[App and web page records]

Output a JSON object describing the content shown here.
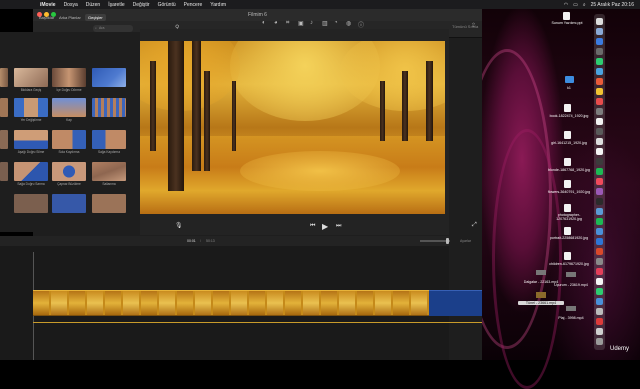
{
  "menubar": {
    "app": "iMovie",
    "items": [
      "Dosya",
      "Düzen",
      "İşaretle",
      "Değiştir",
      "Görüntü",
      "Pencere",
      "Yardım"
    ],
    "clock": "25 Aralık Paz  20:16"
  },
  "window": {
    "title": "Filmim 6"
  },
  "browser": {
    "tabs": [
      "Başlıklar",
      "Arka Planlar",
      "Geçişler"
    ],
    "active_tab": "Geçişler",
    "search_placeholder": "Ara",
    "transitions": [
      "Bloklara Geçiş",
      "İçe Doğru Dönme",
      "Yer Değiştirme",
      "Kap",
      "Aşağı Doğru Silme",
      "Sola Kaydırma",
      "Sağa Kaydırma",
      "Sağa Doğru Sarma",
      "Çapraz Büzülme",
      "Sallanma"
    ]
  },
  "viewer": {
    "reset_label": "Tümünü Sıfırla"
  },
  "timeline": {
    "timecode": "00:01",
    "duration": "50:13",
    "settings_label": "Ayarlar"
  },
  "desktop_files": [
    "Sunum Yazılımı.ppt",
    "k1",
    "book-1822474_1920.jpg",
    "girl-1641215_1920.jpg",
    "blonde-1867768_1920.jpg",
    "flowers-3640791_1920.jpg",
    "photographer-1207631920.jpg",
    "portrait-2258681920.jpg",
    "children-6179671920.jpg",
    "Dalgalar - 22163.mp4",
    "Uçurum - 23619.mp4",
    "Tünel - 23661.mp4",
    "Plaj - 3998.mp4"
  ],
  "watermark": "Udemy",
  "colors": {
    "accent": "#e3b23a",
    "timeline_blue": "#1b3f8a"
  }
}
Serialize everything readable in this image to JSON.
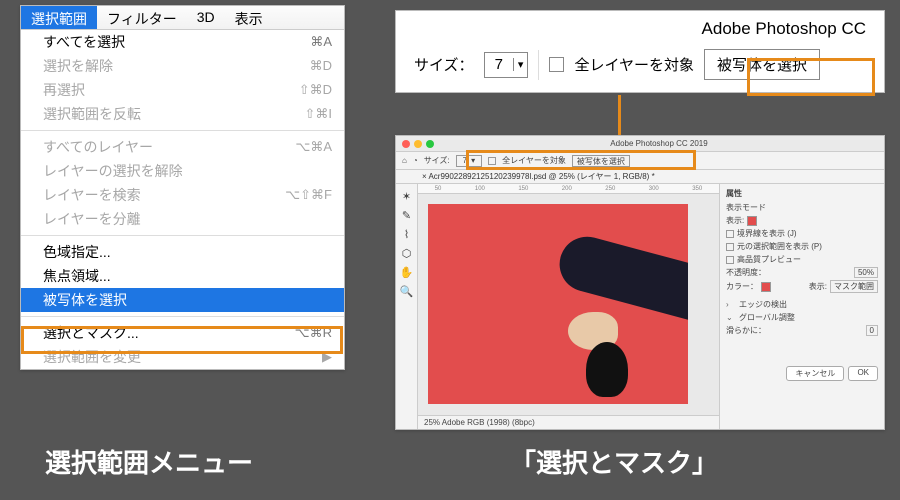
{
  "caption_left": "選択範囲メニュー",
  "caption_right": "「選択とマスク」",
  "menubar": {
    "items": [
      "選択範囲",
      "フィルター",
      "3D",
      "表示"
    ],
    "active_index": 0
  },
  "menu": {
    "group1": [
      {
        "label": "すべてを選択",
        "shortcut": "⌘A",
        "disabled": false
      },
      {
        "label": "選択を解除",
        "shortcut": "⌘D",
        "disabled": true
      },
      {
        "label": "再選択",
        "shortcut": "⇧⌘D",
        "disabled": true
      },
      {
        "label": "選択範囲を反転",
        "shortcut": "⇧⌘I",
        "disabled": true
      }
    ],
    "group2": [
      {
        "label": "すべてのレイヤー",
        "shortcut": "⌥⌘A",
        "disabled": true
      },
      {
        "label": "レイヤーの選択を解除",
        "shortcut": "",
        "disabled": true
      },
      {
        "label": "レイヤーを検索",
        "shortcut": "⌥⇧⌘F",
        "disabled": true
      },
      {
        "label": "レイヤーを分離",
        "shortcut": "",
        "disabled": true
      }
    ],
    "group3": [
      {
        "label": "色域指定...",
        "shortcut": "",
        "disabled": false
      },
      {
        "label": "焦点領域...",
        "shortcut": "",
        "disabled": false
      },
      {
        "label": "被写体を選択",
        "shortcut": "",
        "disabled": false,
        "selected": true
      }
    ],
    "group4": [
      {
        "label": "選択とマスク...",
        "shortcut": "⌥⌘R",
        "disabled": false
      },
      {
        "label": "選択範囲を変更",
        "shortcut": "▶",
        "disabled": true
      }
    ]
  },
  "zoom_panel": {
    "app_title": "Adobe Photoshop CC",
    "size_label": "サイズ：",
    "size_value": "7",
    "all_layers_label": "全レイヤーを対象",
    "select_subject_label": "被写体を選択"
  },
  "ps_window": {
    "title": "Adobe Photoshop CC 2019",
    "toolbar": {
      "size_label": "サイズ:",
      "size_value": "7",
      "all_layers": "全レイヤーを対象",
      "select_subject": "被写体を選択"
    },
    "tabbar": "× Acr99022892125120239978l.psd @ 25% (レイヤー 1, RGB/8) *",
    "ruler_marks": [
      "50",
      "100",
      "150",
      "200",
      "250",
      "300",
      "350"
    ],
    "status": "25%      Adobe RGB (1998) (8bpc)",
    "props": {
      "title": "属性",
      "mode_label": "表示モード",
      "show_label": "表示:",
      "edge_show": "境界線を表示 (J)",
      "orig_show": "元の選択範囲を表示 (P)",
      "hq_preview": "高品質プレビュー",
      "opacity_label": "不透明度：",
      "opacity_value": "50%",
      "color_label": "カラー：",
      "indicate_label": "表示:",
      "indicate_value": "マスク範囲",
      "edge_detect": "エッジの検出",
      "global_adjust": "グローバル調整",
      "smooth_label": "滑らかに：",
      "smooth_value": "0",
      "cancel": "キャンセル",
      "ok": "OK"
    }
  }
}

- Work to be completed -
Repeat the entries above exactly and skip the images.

- Result of the exercise -
Output a JSON object describing the content shown here.
{
  "menubar": {
    "app": "iMovie",
    "items": [
      "Dosya",
      "Düzen",
      "İşaretle",
      "Değiştir",
      "Görüntü",
      "Pencere",
      "Yardım"
    ],
    "clock": "25 Aralık Paz  20:16"
  },
  "window": {
    "title": "Filmim 6"
  },
  "browser": {
    "tabs": [
      "Başlıklar",
      "Arka Planlar",
      "Geçişler"
    ],
    "active_tab": "Geçişler",
    "search_placeholder": "Ara",
    "transitions": [
      "Bloklara Geçiş",
      "İçe Doğru Dönme",
      "Yer Değiştirme",
      "Kap",
      "Aşağı Doğru Silme",
      "Sola Kaydırma",
      "Sağa Kaydırma",
      "Sağa Doğru Sarma",
      "Çapraz Büzülme",
      "Sallanma"
    ]
  },
  "viewer": {
    "reset_label": "Tümünü Sıfırla"
  },
  "timeline": {
    "timecode": "00:01",
    "duration": "50:13",
    "settings_label": "Ayarlar"
  },
  "desktop_files": [
    "Sunum Yazılımı.ppt",
    "k1",
    "book-1822474_1920.jpg",
    "girl-1641215_1920.jpg",
    "blonde-1867768_1920.jpg",
    "flowers-3640791_1920.jpg",
    "photographer-1207631920.jpg",
    "portrait-2258681920.jpg",
    "children-6179671920.jpg",
    "Dalgalar - 22163.mp4",
    "Uçurum - 23619.mp4",
    "Tünel - 23661.mp4",
    "Plaj - 3998.mp4"
  ],
  "watermark": "Udemy",
  "colors": {
    "accent": "#e3b23a",
    "timeline_blue": "#1b3f8a"
  }
}
Serialize everything readable in this image to JSON.
{
  "caption_left": "選択範囲メニュー",
  "caption_right": "「選択とマスク」",
  "menubar": {
    "items": [
      "選択範囲",
      "フィルター",
      "3D",
      "表示"
    ],
    "active_index": 0
  },
  "menu": {
    "group1": [
      {
        "label": "すべてを選択",
        "shortcut": "⌘A",
        "disabled": false
      },
      {
        "label": "選択を解除",
        "shortcut": "⌘D",
        "disabled": true
      },
      {
        "label": "再選択",
        "shortcut": "⇧⌘D",
        "disabled": true
      },
      {
        "label": "選択範囲を反転",
        "shortcut": "⇧⌘I",
        "disabled": true
      }
    ],
    "group2": [
      {
        "label": "すべてのレイヤー",
        "shortcut": "⌥⌘A",
        "disabled": true
      },
      {
        "label": "レイヤーの選択を解除",
        "shortcut": "",
        "disabled": true
      },
      {
        "label": "レイヤーを検索",
        "shortcut": "⌥⇧⌘F",
        "disabled": true
      },
      {
        "label": "レイヤーを分離",
        "shortcut": "",
        "disabled": true
      }
    ],
    "group3": [
      {
        "label": "色域指定...",
        "shortcut": "",
        "disabled": false
      },
      {
        "label": "焦点領域...",
        "shortcut": "",
        "disabled": false
      },
      {
        "label": "被写体を選択",
        "shortcut": "",
        "disabled": false,
        "selected": true
      }
    ],
    "group4": [
      {
        "label": "選択とマスク...",
        "shortcut": "⌥⌘R",
        "disabled": false
      },
      {
        "label": "選択範囲を変更",
        "shortcut": "▶",
        "disabled": true
      }
    ]
  },
  "zoom_panel": {
    "app_title": "Adobe Photoshop CC",
    "size_label": "サイズ：",
    "size_value": "7",
    "all_layers_label": "全レイヤーを対象",
    "select_subject_label": "被写体を選択"
  },
  "ps_window": {
    "title": "Adobe Photoshop CC 2019",
    "toolbar": {
      "size_label": "サイズ:",
      "size_value": "7",
      "all_layers": "全レイヤーを対象",
      "select_subject": "被写体を選択"
    },
    "tabbar": "× Acr99022892125120239978l.psd @ 25% (レイヤー 1, RGB/8) *",
    "ruler_marks": [
      "50",
      "100",
      "150",
      "200",
      "250",
      "300",
      "350"
    ],
    "status": "25%      Adobe RGB (1998) (8bpc)",
    "props": {
      "title": "属性",
      "mode_label": "表示モード",
      "show_label": "表示:",
      "edge_show": "境界線を表示 (J)",
      "orig_show": "元の選択範囲を表示 (P)",
      "hq_preview": "高品質プレビュー",
      "opacity_label": "不透明度：",
      "opacity_value": "50%",
      "color_label": "カラー：",
      "indicate_label": "表示:",
      "indicate_value": "マスク範囲",
      "edge_detect": "エッジの検出",
      "global_adjust": "グローバル調整",
      "smooth_label": "滑らかに：",
      "smooth_value": "0",
      "cancel": "キャンセル",
      "ok": "OK"
    }
  }
}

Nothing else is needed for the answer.